Facts: Hallucinogenic Healing

Video highlights from The Witch Doctor Will See You Now

From the Witch Doctor Will See You Now: Hallucinogenic Healing

  • Peru is home to 13% of the vast Amazon jungle.

  • Peru has over 65 million hectares (161 million acres) of Amazon tropical forest – 9 million hectares (22 million acres) of which are covered by Indigenous tribes in various regions throughout the Amazon.

  • The Amazon is home to as many as 80,000 plant species, and drugs like quinine, muscle relaxants, steroids and cancer drugs have been found in the Amazon.

  • Over 100 pharmaceutical companies, and even the US government, are currently funding projects studying the indigenous plant knowledge, and the specific plants used by native shamans and healers.

  • Worldwide, over 120 pharmaceutical products that are commercially used have been derived from plants, and about 75% were discovered by examining the use of these plants in traditional medicine.

  • Amazingly, only around 5-10% of plants in the Amazon have been studied properly.

  • 25% of Western pharmaceuticals are derived from plants.

  • Around 70% of anti-cancer drugs currently used, are derived in one way or another from natural sources – including plants, marine organisms and micro-organisms.

  • The Shipibo people have had 300 years of contact with Europeans and Peruvians, yet they still maintain a strong tribal identity and retain many of their prehistoric shamanic traditions and beliefs.

  • Ayahuasca, the Shipibo hallucinogenic brew used for diagnosis, has been used by native South American Indians and Shamans for at least a thousand years for spiritual and healing purposes. Today, large religious organisations such as Santo Daime in Brazil use Ayahuasca legally as a holy drink at their spiritual ceremonies.

  • The Shipibo use the fat of the caiman for asthma and lung problems. Interestingly, a study in China on mice and rats, found that alligator meat has significant effects on relieving cough, dispelling phlegm, as well as having anti-inflammation and immunological regulation.

  • The leaves from the plant Chacruna, used in the Shipibo Ayahuasca brew, contain the psychoactive drug Dimethyltryptamine (DMT) that has a structural resemblance with Serotonin, a chemical transmitter substance naturally found in the brain. When DMT binds to the nerve receptors in the brain, a change in the state of consciousness takes place.

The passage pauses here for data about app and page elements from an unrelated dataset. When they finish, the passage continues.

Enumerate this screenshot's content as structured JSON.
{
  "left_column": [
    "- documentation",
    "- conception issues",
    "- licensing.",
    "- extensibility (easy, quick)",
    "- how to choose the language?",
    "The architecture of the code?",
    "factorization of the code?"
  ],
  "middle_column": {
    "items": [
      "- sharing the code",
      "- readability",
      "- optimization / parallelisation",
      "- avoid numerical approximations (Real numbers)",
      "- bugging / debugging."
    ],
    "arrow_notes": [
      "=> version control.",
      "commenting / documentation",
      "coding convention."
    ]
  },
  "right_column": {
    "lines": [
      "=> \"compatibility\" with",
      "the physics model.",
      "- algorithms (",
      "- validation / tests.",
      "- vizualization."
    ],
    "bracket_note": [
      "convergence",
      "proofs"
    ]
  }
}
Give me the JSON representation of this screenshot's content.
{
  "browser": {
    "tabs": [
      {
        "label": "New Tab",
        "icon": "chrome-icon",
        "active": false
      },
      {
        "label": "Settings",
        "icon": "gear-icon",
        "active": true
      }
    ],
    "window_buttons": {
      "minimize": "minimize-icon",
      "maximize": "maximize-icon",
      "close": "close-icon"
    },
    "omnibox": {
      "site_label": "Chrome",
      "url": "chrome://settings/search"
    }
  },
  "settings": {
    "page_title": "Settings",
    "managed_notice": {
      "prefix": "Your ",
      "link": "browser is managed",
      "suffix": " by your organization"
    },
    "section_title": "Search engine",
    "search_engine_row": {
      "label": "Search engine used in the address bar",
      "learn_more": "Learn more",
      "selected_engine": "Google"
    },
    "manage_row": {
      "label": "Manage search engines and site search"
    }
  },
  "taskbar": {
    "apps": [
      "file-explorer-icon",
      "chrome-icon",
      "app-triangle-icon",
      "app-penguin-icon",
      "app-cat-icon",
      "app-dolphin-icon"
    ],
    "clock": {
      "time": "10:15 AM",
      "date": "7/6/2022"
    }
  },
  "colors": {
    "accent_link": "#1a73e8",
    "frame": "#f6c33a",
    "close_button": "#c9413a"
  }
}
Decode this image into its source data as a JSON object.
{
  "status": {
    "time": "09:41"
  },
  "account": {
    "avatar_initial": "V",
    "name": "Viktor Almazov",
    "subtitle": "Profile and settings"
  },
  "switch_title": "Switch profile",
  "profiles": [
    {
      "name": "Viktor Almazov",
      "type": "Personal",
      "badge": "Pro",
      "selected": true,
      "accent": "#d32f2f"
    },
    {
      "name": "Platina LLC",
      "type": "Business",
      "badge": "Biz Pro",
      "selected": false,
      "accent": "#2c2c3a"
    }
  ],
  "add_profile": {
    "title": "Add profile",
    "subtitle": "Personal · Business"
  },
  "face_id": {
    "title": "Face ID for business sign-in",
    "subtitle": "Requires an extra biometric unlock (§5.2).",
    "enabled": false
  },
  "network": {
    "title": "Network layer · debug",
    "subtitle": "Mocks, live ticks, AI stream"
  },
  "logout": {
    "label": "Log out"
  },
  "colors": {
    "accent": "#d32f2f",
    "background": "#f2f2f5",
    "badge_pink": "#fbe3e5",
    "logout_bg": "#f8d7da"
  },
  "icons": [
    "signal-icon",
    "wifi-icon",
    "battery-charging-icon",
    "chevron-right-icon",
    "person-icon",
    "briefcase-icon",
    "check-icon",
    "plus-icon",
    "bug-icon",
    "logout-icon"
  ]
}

  • The Ishanga nettles, used by the Shipibo for stomach problems, have been found to have chemical compounds and nutrients, which become injected in the skin when beaten against the patient’s stomach. These compounds and nutrients are believed to stimulate the production of mast cells, which might in turn result in anti-inflammatory activity away from the sting.

  • The plant Cat’s Claw is used by the Shipibo to treat a variety of health problems. It has been through clinical studies, and found to help relax the muscles, dilate blood vessels, and act as a diuretic. It also has antioxidant properties, and preliminary studies show it may have antitumor and anticancer effects. In Peru it is officially recognised by the government as a medicinal plant, and is protected for export.

  • Quinine, found in the bark of the South American Cinchona tree was, until the 1930s, the only effective agent for the treatment of malaria. Although it’s no longer used on its own, many of the anti-malaria drugs are derivates of this compound.

Discuss this article


Never miss a Nat Geo moment

Your email address
We use our own and third-party cookies to improve our services, personalise your advertising and remember your preferences. If you continue browsing, or click on the accept button on this banner, we understand that you accept the use of cookies on our website. For more information visit our Cookies Policy AcceptClose cookie policy overlay